Sunday, September 27, 2009

75. On Peer Reviewing RSA Single-Paper Proposals

Here are my thoughts on the 25 panels I have reviewed, in broad terms. They are divisible into three categories.

1. Average (about 15 of 25 abstracts).

Para 1. Here is an object/event/text. This object/event/text is really interesting.
Para 2. This object/event/text is really, really interesting. I am very passionate about this object/event/text.
Para 3. I hope to say something interesting about this object.

2. Above-average (about 5 of 25 abstracts).

Para 1. There is a concept of interest in rhetorical theory/criticism/pedagogy. I am familiar with this topic, but I make reference to no specific literature, or, if I do, it's probably Kenneth Burke, who died 15 years ago.
Para 2. Here is an object/event/text. This object/event/text is really interesting.
Para 3. I hope to say something interesting about this object in light of this concept of interest.

3. Excellent: (about 5 of 25 abstracts).

Para 1: Specifically named scholars who have published in the last ten years disagree about a concept of interest in rhetorical theory/criticism/pedagogy.
Para 2: This disagreement can be adjudicated/resolved/complicated by reference to a specific object/text/event.
Para 3: In a specifically enumerated process, I will adjudicate/resolve/complicate this disagreement by doing specific critical work to the object/text/event.

Agree? Disagree? And if you agree, can't we teach these formulae to students? (And - did I use this formula myself? I hope so!)

8 comments:

gschneider said...

This is fascinating, and I don't doubt that it is true generally. What are the below average ones like?

David said...
This comment has been removed by the author.
David said...

Average paper abstracts are about the object, from a rhetorical perspective. Above-average paper abstracts are about rhetoric, as illuminated by the object.

Some of the 15 that I called average, others might call below average.

David said...

Average paper abstracts are about the object, from a rhetorical perspective. Above-average paper abstracts are about rhetoric, as illuminated by the object.

Some of the 15 that I called average, others might call below average.

Anonymous said...

I'm gonna be sitting at home the end of May...

David said...

Anonymous:

Don't be so sure. First, the papers went to more than one reviewer, and my standards may be idiosyncratic.

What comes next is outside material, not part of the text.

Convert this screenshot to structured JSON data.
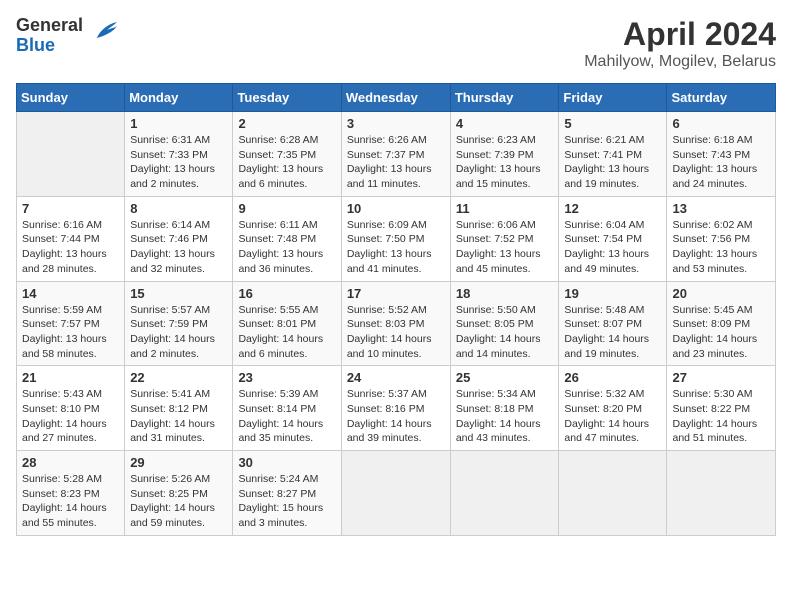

Where there is a discrepancy, I think the organizers will likely go with the more optimistic reading.

Second: None of the papers that I read were marked "unsuitable." If you are worrying that I might have rejected your proposal, the answer is "no." None of the papers I received were of a quality to reject.

Anonymous said...

Below average ones are probably like the one I sent in:

Para 1. Here is an event/text/object. It may or may not be interesting; I'm not going to try to persuade you that it is if you don't think so. It's probably rhetorical in some broad sense of the term, but you'll have to decide that for yourself.

Para 2. I'm going to talk about this event/text/object, and I hope that by using the word rhetoric/writing over and over, I will convince you that I am talking about rhetoric/writing rather than just the event/text/object itself. Otherwise, I'll just happily talk to myself.

Para 3. Having a third paragraph would mean that I could suggest implications of this event/text/object for rhetorical studies, so I'm leaving out the third paragraph.

(In my defense, I ran out of time before the proposal deadline...)

David said...

But -- I can't help but think that, with a few of these templates about (both mine and the Treat Variation for positive models, and a few of the bad ones), no one would run out of time, and everyone would produce strong abstracts, with even only a day to prepare.

David